“I never knew my father at all. My grand-mom sometimes shows me pictures of him,” the 8-year-old girl from the restive southern Thai province of Yala told BenarNews.
“She says he died because he was shot when I was 13 days old. He went out to buy some beef for my mother to eat, but he got shot,” Fadia said of her father who was killed in January 2008.
He is one of 6,543 people who lost their lives in violence related to a separatist insurgency, which has raged in Yala and other parts of Thailand’s predominantly Muslim far south since 2004, according to Deep South Watch, a local NGO.
Indiscriminate violence from the conflict and the death toll have also left some 6,000 children orphaned and 3,000 women widowed, according to the Southern Women’s Peace Network to Stop Violence, another NGO in the region.
Monday marked the 12th anniversary of a rebel attack on a Thai army depot that is widely seen as a watershed moment in the long-running conflict.
“The unrest that has taken place in the southern border provinces for more than a decade has affected the lives of everyone in the region. No party or group has been spared, regardless of religious or traditional beliefs, gender, age, occupation, social standing or education levels,” Network chairwoman Rosida Pusu told BenarNews.
“A worrying aspect is how women and children are falling victim to the violence and unrest, directly so in many cases. It is also causing both women and orphaned children to face isolation in society because there is insufficient foster care,” Pusu added.
‘I sometimes get to see my mother’
In the case of Fadia and her 11-year-old brother, Fadel, their father’s killing had an even bigger impact on the family. It forced their mother to leave them in their grandmother’s care in order to find work outside their village.
The siblings hardly see their mother, Yamae-ah Manahing.
“I sometimes get to see my mother when she comes home for a visit,” Fadia said.
“My grand-mom tells us that my mom can’t stay with us because she has to go away and work to make money so we can go to school and buy food. As soon as she saves up a lot of money, she will come back to live with us, but until that day we must be patient,” the little girl said.
The children live with their grandmother, Waemeenoh Samoh, in a wood-and-concrete dwelling in Yaha, a district of Yala.
The children’s father was working as an oxen breeder under contract with the army’s 42nd Mobile Development Unit in Yaha, when he was shot on Jan. 9, 2008, Samoh told BenarNews.
After he was killed, her daughter had no choice but to seek employment elsewhere, Samoh said. She now works in a dangerous area that makes it hard for her to commute to or from work, or visit Fadia and Fadel often.
“She is still deeply saddened,” Samoh, 73, said of her granddaughter. “She misses her mother who has had to leave her to go off and find work and who can only come back to visit her family once in a long while.”

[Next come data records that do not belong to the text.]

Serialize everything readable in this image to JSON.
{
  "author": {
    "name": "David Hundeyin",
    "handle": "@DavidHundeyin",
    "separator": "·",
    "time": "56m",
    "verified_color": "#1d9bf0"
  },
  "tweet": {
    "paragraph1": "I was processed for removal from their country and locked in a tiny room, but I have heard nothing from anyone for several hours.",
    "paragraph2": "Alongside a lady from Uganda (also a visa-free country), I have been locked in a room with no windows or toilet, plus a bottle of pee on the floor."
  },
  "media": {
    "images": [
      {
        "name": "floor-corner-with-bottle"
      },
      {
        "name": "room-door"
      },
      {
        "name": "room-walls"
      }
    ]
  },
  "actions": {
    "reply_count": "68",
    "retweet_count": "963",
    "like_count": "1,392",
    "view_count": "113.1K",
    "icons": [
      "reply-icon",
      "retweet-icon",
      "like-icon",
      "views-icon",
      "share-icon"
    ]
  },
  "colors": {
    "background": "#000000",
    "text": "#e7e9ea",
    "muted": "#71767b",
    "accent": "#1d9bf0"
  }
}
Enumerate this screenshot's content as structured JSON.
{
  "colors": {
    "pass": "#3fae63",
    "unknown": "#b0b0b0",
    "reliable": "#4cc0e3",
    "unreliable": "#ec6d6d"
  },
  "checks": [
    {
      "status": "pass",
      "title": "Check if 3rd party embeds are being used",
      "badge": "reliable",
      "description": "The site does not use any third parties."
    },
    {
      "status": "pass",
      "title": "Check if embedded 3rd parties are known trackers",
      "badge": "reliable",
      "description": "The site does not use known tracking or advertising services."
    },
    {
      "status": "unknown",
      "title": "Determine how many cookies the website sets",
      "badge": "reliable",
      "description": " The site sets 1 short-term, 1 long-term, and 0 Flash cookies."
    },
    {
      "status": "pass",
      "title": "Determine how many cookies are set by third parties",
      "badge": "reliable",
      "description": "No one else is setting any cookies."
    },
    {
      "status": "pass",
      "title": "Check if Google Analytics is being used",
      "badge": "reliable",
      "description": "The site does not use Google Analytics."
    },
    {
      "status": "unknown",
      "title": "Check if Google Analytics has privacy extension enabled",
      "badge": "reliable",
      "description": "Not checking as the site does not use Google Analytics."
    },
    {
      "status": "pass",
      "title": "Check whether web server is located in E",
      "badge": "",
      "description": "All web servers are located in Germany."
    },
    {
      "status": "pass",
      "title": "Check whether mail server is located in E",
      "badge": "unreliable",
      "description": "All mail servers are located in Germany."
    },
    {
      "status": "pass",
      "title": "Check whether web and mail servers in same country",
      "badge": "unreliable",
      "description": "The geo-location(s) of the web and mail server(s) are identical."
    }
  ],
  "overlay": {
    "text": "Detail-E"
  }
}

The family, however, has benefited from financial help from the Thai government, which grants subsidies to families who have lost members to the violence in the Deep South.
The subsidies are part of an estimated 206 billion baht (U.S. $5.7 billion) spent by the government in the region, according to Deep South Watch.
“Our family was given more than 500,000 baht (U.S. $13,800) in compensation,” Samoh said. “The children’s mom used this to build a house and to pay for both children’s education over the past six years since their father died.”
Samoh helps her grandchildren with their homework, and feeds and dresses them.
“I think we are at least fortunate that we can provide a stable home for them. At least we have a roof over our heads to protect us when the rains come, unlike some people who have it a lot worse than we do,” she told BenarNews.
‘We can still provide for her’
Many other children have lost both parents to the violence in the Deep South.
One of the orphans, Sripassorn “Wanmai” Chuaysen, lost her father and mother when she was just two months old.
Her parents were killed on Oct. 8, 2012, when gunmen opened fire on the local branch of the Office of the Rubber Replanting Aid Fund in Khok Pho district, Pattani province.
Wanmai, whose nickname means “New Day,” now lives with her maternal grandfather, Uthit Saengthong, in the provincial capital.
“After the incident, Wanmai was sent to the Child and Family Shelter in Pattani for more than two weeks, because there was nobody left to take care of her after her parents died. After that, relatives on her father’s side took her in for two years,” Uthit told BenarNews.
“But later, when I saw the state she was in, I felt terrible and decided to take care of her myself. Even though my family is poor, we can still provide for her,” he said.